If no IRR is listed, it’s likely due to a lack of sufficient data to calculate (usually for younger catalogs) or because the data is based on a single factor that could dramatically alter the outcome if it should change at any time.
The Bidding Process
Once registered, you may participate in any auction you are interested in by clicking the 'Watch or Bid' button on the auction listing.
Initially, an auction will be listed in “Awaiting Opening Bid” status until a verified bidder places a bid at or above the starting price. Once the starting price is met, the auction clock will begin. Most auctions will run for less than one week.
You can place a bid simply by entering a bid amount in the specified increment and clicking "Place Bid." If you have not yet called us to complete the one-time verification process, you will receive a prompt to contact a member of the Royalty Exchange team to complete this necessary step.
Our auction system will keep track of all bids in real time and notify you of other investors' bids on the auction. All bids are binding and must be placed before an auction closes.
A proxy bid is the amount that you set as your maximum bid for an auction. To place a proxy bid, simply enter your maximum bid in the bid field. Royalty Exchange's auction system monitors the auction bidding for the current high bid and will use your proxy amount to place incremental bids on your behalf to ensure that you remain the highest bidder. The automatic bidding will continue up to the maximum amount of your proxy bid, but will never go higher than the next highest bidding increment. That means that you could win an auction for less than what you were willing to pay.
Once the bid for your maximum amount has been placed, you will be notified if and when another bidder places a higher bid. You can then choose to continue bidding at a higher amount to remain in the auction.

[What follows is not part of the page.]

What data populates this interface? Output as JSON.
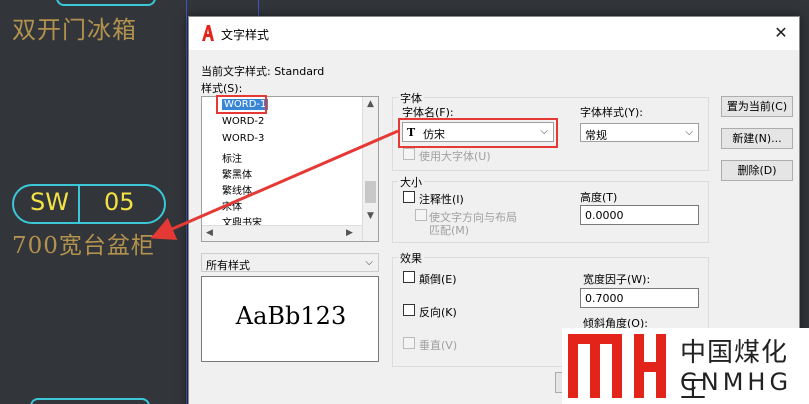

Please note: if two or more bidders enter proxy bids for amounts at or above the minimum bidding increment, the bid that was entered first will win a tiebreaker. So, it may be to your benefit to place a proxy bid earlier in the auction countdown.
Royalty Exchange uses the “Five-Minute Rule” for auctions. If a bid is placed in the final five minutes of an auction, the auction clock will reset to five minutes and begin counting down again. There is no limit to the number of times the auction clock can be reset, so we recommend that you check back often as an auction nears closing time. When the auction has officially come to a close, the listing will indicate "Auction Closed."
Royalty Exchange remains committed to continually improving all aspects of our marketplace. We’ll update this guide and new features and changes are made to listings over time. If you ever have any questions or suggestions, please don’t hesitate to reach out.